The following was written by one of our WSOS speakers, Bill Bachrach. I wanted to share his powerful and inspirational message with you.
Stay focused. We’ll visit soon.
What were the most inspiring moments of the 2010 Winter Olympic Games in Vancouver for you?
Did you watch certain moments and find yourself saying something like, “If he or she can do THAT… what’s possible for me?”
I hope so, because that’s one of the biggest benefits of watching sports that most of us only watch every four years. There are valuable lessons to be learned. Let’s not miss them and, more importantly, apply them to our own lives.
When was the last time you crossed your finish line at the end of the day and screamed with the joy, relief, and satisfaction of knowing you laid it all on the line? Think about Lindsey Vonn after her gold medal downhill run.
Did you watch some of the cross-country skiing or biathlon with amazement as competitor after competitor collapsed as they crossed the finish line wondering what your own life would be like if you pushed your limits just a little farther? I didn’t catch his name, but one of the cross country skiers commented about how his sport is the only one where it’s normal to puke after practice. That’s commitment. I’m not suggesting that you should throw up at the end of good day’s work, but maybe you could leave a little more on the “field of play.” What do you think?
Who will ever forget 24 year-old figure skater Joanne Rochette whose mother, to whom she was very close, passed away unexpectedly shortly after arriving in Vancouver? Instead of packing it in, just four days later she skated with extra inspiration and won the bronze medal.
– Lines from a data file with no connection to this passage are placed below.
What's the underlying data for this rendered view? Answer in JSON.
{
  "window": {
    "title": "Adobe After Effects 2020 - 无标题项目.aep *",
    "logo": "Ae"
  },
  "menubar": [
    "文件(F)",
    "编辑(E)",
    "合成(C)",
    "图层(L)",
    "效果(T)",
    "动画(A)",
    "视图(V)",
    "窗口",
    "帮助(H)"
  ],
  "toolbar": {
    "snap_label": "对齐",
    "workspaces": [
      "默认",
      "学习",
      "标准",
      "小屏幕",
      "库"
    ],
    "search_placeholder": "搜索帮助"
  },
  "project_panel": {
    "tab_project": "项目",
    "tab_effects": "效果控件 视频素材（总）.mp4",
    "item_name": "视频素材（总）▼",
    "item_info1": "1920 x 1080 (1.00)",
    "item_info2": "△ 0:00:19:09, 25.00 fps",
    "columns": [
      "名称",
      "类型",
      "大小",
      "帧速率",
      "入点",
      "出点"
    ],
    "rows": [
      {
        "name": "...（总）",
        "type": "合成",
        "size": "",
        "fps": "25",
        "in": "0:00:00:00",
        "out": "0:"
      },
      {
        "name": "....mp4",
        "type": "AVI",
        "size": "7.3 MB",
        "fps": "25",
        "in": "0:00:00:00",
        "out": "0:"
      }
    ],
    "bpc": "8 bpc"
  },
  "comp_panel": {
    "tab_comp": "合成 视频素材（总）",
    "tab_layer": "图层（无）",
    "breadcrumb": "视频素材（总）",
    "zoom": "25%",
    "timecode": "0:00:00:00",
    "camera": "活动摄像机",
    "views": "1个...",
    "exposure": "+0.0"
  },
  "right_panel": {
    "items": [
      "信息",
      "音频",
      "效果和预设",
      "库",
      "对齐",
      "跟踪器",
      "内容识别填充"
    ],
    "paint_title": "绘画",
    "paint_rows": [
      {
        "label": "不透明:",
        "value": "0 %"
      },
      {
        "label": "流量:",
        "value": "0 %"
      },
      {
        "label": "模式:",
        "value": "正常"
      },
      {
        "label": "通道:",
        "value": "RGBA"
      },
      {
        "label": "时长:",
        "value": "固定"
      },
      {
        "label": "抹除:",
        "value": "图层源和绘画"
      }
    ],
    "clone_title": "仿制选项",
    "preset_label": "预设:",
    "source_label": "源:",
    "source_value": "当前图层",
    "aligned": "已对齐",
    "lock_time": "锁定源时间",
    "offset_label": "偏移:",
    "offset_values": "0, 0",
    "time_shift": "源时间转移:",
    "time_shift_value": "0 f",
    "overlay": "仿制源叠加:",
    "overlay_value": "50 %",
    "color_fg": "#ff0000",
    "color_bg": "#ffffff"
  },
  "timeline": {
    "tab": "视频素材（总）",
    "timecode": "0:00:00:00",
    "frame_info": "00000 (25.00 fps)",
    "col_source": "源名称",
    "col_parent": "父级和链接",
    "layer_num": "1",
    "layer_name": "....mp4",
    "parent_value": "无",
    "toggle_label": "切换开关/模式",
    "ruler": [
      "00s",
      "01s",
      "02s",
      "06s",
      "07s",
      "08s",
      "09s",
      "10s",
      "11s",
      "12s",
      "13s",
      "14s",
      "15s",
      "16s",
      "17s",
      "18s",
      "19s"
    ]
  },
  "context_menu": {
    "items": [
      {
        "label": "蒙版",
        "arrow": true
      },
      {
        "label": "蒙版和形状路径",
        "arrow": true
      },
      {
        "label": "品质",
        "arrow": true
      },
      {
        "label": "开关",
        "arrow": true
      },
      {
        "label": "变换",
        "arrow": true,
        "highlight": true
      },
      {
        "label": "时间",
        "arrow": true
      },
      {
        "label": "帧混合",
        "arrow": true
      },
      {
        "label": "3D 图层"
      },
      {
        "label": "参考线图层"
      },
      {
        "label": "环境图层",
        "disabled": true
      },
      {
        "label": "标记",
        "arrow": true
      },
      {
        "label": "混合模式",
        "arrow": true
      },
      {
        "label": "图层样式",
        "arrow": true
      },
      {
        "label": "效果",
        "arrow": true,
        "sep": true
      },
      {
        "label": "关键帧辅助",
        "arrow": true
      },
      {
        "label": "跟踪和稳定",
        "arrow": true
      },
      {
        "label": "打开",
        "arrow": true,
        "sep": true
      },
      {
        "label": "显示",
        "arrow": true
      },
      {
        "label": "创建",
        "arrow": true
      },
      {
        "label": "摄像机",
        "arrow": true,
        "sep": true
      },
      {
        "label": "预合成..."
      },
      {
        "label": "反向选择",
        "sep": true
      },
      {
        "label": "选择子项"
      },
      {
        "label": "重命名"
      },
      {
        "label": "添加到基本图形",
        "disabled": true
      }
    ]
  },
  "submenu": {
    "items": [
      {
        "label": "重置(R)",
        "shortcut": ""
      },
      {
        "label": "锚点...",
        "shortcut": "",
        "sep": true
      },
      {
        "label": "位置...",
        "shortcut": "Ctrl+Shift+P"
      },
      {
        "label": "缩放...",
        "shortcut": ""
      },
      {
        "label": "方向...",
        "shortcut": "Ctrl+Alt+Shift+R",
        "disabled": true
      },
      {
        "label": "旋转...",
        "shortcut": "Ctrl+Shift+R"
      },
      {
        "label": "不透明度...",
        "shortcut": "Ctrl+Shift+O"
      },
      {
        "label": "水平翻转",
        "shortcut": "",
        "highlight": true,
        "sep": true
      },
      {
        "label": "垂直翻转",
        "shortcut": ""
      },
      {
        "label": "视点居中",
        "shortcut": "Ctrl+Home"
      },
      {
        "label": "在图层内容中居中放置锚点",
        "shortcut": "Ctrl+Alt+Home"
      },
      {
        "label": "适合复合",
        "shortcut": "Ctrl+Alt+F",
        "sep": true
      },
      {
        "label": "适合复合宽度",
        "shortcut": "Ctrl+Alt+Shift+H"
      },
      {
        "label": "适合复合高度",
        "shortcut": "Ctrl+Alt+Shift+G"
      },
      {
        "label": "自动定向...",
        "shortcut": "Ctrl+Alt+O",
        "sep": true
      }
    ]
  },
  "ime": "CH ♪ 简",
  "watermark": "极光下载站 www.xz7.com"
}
Could there possibly have been a dry eye in the house or living rooms around the world when she looked to the heavens at the conclusion of her program? It’s no wonder she was awarded the Terry Fox award as the athlete who best exemplifies courage and selfless qualities.
My favorite quotes from the games were:
“Before you go to sleep at night ask yourself one question: Did you do every single thing you could today to make sure that you did your best? It’s hard to answer ‘yes’ every single day.” – Apolo Ohno; Short-track speed skater
“The more awkward positions that I become comfortable with, the fewer situations I’ll be uncomfortable with.” – Graham Watanabe; Snowboarder
“I don’t like to look at it as competition. It’s about me conquering myself… me being able to face my own fears, distractions, and weaknesses and say that I overcame them.” – Apolo Ohno; Short-track speed skater
How does this apply to you? What if being a financial advisor was an Olympic Sport?
How good would you have to be to make the team? Where would your client service experience and client acquisition skills have to be in order to compete with the rest of the financial professional “athletes” on the world stage? How good would you and your team have to be to earn a spot on the podium or win the gold medal? These are great questions for you and your team to consider as you continually look for ways to be your best.
Fortunately, being a great financial advisor is not a zero sum game with only one gold medal. And you don’t compete against other financial advisors only against your own potential. There is plenty of business for all of the great financial advisors in the world. As the saying goes, “it’s only crowded at the bottom.”
Take some inspiration from the athletes of the 2010 Winter Olympic Games in Vancouver, Canada and use it as propellant to achieve your next level of success.
Remember… anything is possible.
Keep moving forward,
Bill Bachrach, CSP, CPAE (Speaker Hall of Fame)
Chairman & CEO; Bachrach & Associates, Inc.
Author: Values-Based Financial Planning & High Trust Leadership